Stored items |
- - -

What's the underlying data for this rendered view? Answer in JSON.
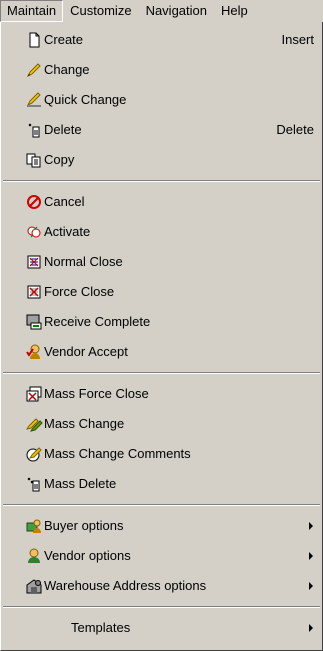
{
  "menubar": [
    "Maintain",
    "Customize",
    "Navigation",
    "Help"
  ],
  "menu": {
    "group1": [
      {
        "label": "Create",
        "shortcut": "Insert",
        "icon": "document-icon"
      },
      {
        "label": "Change",
        "shortcut": "",
        "icon": "pencil-icon"
      },
      {
        "label": "Quick Change",
        "shortcut": "",
        "icon": "pencil-ruler-icon"
      },
      {
        "label": "Delete",
        "shortcut": "Delete",
        "icon": "delete-icon"
      },
      {
        "label": "Copy",
        "shortcut": "",
        "icon": "copy-icon"
      }
    ],
    "group2": [
      {
        "label": "Cancel",
        "icon": "cancel-icon"
      },
      {
        "label": "Activate",
        "icon": "activate-icon"
      },
      {
        "label": "Normal Close",
        "icon": "normal-close-icon"
      },
      {
        "label": "Force Close",
        "icon": "force-close-icon"
      },
      {
        "label": "Receive Complete",
        "icon": "receive-complete-icon"
      },
      {
        "label": "Vendor Accept",
        "icon": "vendor-accept-icon"
      }
    ],
    "group3": [
      {
        "label": "Mass Force Close",
        "icon": "mass-force-close-icon"
      },
      {
        "label": "Mass Change",
        "icon": "mass-change-icon"
      },
      {
        "label": "Mass Change Comments",
        "icon": "mass-change-comments-icon"
      },
      {
        "label": "Mass Delete",
        "icon": "mass-delete-icon"
      }
    ],
    "group4": [
      {
        "label": "Buyer options",
        "icon": "buyer-icon"
      },
      {
        "label": "Vendor options",
        "icon": "vendor-icon"
      },
      {
        "label": "Warehouse Address options",
        "icon": "warehouse-icon"
      }
    ],
    "group5": [
      {
        "label": "Templates"
      }
    ]
  }
}
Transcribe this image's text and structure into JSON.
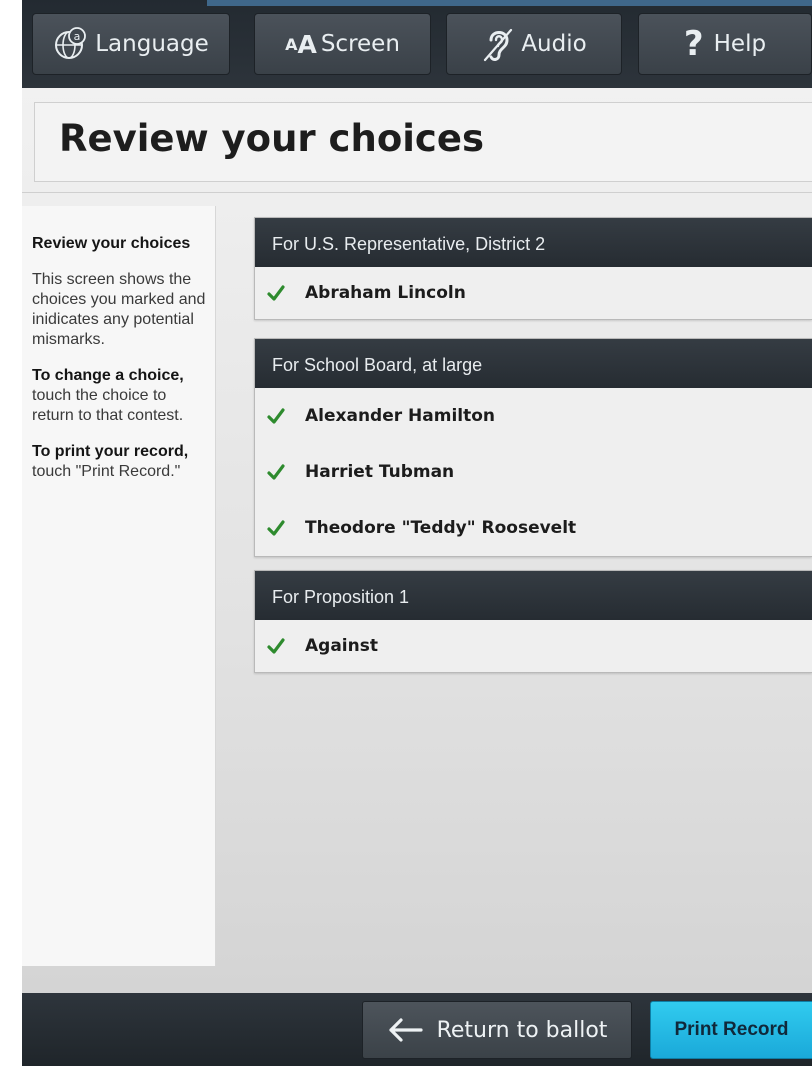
{
  "toolbar": {
    "language_label": "Language",
    "screen_small_a": "A",
    "screen_big_a": "A",
    "screen_label": "Screen",
    "audio_label": "Audio",
    "help_mark": "?",
    "help_label": "Help"
  },
  "page_title": "Review your choices",
  "help_panel": {
    "heading": "Review your choices",
    "intro": "This screen shows the choices you marked and inidicates any potential mismarks.",
    "change_bold": "To change a choice,",
    "change_text": " touch the choice to return to that contest.",
    "print_bold": "To print your record,",
    "print_text": " touch \"Print Record.\""
  },
  "contests": [
    {
      "header": "For U.S. Representative, District 2",
      "choices": [
        "Abraham Lincoln"
      ]
    },
    {
      "header": "For School Board, at large",
      "choices": [
        "Alexander Hamilton",
        "Harriet Tubman",
        "Theodore \"Teddy\" Roosevelt"
      ]
    },
    {
      "header": "For Proposition 1",
      "choices": [
        "Against"
      ]
    }
  ],
  "footer": {
    "return_label": "Return to ballot",
    "print_label": "Print Record"
  },
  "colors": {
    "check": "#2e8b2e",
    "print_button": "#23b8e6",
    "header_bg": "#2b3137"
  },
  "icons": {
    "language": "language-icon",
    "audio": "ear-icon",
    "check": "check-icon",
    "return": "arrow-left-icon"
  }
}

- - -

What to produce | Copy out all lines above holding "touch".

Exercise result |
    "change_text": " touch the choice to return to that contest.",
    "print_text": " touch \"Print Record.\""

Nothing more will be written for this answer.